Yup, I’m back. You may not have known that I was gone… but I was. Two weeks of holidays, baby, and sorely needed ones as well.

What’s happened in the meantime? Well… I saw and enjoyed a play by Beckett. In spite of a major in English Literature, I always felt that Beckett’s plays were too long by half – and I still think so. Yes, the length (and resulting tedium) are part of the point, but I’ve always prefered his short plays to Endgame, or Waiting for Godot for that matter. What can make the latter much more enjoyable, though? Good actors, or to be more precise, Magneto and Professor X. Or Jean-Luc Picard and Gandalf. Those two godfathers of the English stage made the play more than worthwhile.

Still, though, too long by 'alf!

Less enjoyable, though, was the current London production of Tom Stoppard’s Arcadia. Yes, I compound my iconoclasm as a Beckett-disliking EngLit major by prefering the derivative Stoppard to the originator. Take that, SDH! Arcadia is one of my favourite plays, a wonderful blend of wit, intellect and heart. I fell in love with the play when I saw a fantastic amateur production done by a German student drama group.
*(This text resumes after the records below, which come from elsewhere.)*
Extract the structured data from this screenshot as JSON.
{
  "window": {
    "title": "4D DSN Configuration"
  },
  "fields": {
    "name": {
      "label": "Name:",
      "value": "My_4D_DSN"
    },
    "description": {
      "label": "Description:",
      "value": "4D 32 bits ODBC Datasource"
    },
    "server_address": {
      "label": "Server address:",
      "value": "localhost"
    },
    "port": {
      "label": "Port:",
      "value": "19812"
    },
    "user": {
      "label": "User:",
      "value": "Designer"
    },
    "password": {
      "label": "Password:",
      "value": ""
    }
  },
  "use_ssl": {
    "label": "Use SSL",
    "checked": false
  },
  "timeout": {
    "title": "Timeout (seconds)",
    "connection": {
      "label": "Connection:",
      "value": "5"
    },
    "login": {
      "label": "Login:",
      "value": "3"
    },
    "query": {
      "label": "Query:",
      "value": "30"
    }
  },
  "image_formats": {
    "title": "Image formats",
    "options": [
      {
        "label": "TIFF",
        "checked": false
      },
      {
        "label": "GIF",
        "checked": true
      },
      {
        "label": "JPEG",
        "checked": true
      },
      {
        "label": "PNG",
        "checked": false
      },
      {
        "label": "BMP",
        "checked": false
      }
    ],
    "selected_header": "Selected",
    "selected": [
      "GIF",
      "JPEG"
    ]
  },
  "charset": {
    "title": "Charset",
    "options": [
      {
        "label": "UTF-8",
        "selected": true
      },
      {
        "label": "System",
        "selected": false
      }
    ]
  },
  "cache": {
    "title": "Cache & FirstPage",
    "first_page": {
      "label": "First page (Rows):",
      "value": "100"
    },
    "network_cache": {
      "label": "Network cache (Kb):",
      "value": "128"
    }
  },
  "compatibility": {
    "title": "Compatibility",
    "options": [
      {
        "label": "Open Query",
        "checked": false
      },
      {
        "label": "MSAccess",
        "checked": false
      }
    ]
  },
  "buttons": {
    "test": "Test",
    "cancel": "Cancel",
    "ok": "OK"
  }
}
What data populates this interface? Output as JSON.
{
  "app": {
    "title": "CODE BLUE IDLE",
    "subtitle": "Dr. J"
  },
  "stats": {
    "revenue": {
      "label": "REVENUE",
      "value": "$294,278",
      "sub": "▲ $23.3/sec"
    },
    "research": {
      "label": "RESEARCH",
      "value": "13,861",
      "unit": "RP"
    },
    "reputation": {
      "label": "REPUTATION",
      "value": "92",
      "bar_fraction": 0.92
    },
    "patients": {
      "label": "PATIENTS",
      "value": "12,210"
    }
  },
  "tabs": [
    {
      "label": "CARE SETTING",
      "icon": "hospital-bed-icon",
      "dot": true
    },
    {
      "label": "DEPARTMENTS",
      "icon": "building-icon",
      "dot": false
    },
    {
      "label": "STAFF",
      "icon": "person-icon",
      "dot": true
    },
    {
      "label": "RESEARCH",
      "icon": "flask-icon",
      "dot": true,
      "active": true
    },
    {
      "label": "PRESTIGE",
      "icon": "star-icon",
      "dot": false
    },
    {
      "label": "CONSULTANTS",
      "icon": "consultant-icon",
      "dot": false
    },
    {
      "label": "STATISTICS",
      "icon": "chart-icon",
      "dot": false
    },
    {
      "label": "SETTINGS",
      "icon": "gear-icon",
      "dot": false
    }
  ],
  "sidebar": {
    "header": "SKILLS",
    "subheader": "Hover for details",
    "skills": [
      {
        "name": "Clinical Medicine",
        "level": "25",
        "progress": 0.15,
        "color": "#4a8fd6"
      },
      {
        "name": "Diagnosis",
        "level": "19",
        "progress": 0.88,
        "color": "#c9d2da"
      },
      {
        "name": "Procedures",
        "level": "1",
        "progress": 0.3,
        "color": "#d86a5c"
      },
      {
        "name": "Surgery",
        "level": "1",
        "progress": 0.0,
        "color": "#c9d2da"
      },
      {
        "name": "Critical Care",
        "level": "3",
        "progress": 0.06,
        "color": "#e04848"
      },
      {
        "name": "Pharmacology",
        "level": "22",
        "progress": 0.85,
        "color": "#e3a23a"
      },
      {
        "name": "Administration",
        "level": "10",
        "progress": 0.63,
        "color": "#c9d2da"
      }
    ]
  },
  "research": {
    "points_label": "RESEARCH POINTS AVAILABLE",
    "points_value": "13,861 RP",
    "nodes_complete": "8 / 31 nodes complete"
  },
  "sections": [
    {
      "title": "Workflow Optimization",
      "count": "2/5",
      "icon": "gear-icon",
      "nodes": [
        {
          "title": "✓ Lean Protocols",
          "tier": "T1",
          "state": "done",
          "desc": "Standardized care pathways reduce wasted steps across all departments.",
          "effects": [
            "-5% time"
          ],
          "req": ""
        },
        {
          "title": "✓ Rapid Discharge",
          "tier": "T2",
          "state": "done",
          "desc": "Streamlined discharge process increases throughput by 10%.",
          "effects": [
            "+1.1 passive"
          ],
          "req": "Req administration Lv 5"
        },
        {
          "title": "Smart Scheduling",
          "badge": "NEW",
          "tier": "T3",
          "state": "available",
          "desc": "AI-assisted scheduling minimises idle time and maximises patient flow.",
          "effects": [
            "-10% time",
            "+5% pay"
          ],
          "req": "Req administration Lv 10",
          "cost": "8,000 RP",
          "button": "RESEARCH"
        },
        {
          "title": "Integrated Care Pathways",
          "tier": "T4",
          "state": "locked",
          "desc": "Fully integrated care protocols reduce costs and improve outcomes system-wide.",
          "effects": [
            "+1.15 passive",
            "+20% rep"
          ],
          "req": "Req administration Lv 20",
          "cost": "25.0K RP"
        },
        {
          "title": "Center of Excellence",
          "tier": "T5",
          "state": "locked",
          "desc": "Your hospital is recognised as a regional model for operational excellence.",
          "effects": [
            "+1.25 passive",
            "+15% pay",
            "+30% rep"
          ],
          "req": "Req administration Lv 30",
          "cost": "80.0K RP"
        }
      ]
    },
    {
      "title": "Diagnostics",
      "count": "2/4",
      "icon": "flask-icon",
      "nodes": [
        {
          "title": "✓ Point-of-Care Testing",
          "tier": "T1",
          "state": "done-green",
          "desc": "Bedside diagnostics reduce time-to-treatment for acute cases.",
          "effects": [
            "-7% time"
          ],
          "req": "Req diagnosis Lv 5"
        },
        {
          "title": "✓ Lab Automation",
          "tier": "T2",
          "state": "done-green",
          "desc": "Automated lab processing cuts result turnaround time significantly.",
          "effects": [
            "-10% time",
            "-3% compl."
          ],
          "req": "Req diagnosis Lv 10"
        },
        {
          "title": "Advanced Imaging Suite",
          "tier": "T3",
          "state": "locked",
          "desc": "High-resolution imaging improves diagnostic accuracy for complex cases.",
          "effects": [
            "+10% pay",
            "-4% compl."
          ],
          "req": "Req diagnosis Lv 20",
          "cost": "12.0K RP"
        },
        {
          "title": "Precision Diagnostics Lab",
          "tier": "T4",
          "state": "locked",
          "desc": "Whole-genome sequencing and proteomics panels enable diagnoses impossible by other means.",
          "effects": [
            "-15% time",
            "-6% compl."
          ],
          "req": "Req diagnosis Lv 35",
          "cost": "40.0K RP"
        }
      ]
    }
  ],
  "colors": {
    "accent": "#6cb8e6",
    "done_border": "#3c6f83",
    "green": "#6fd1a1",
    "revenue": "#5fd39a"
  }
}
So, with a play like this and a professional cast and crew, what could go wrong?

Well, mainly one thing: whether it’s the director’s fault or the actors’, they got the one central relationship of the play – between Thomasina, precocious 19th century teenage genious and Septimus, her tutor – wrong with a spectacularly wrong-headed interpretation of Thomasina (and a very mediocre Septimus). As a result, the production didn’t even begin to have the heart it needs to balance its cerebral qualities. If there is no ongoing flirtation and attraction between the two, one that Septimus is hardly aware of, then the final scene between them falls flat.

And fall flat it did. Having taught the play, I was constantly aware of what it could be and what the production failed to make of it. It had some strengths, mainly in the present-day comedy of academia and in a fairly strong Bernard Nightingale. (Oh, I wish though that I’d been around for the play’s original production, with actors such as Felicity Kendall, Bill Nighy and Rufus Sewell.) But without the heart, Arcadia is rendered flat and unengaging, rayless and pathless.

Okay, that’s enough for now. One thing, though, before I’m off: thanks to Rock Paper Shotgun, a computer game blog, I stumbled upon this story which has nothing to do with computer games and everything with sweetness and sadness and John Hughes. Well worth reading, unless anything even approaching sentimentality makes you come out in a rash.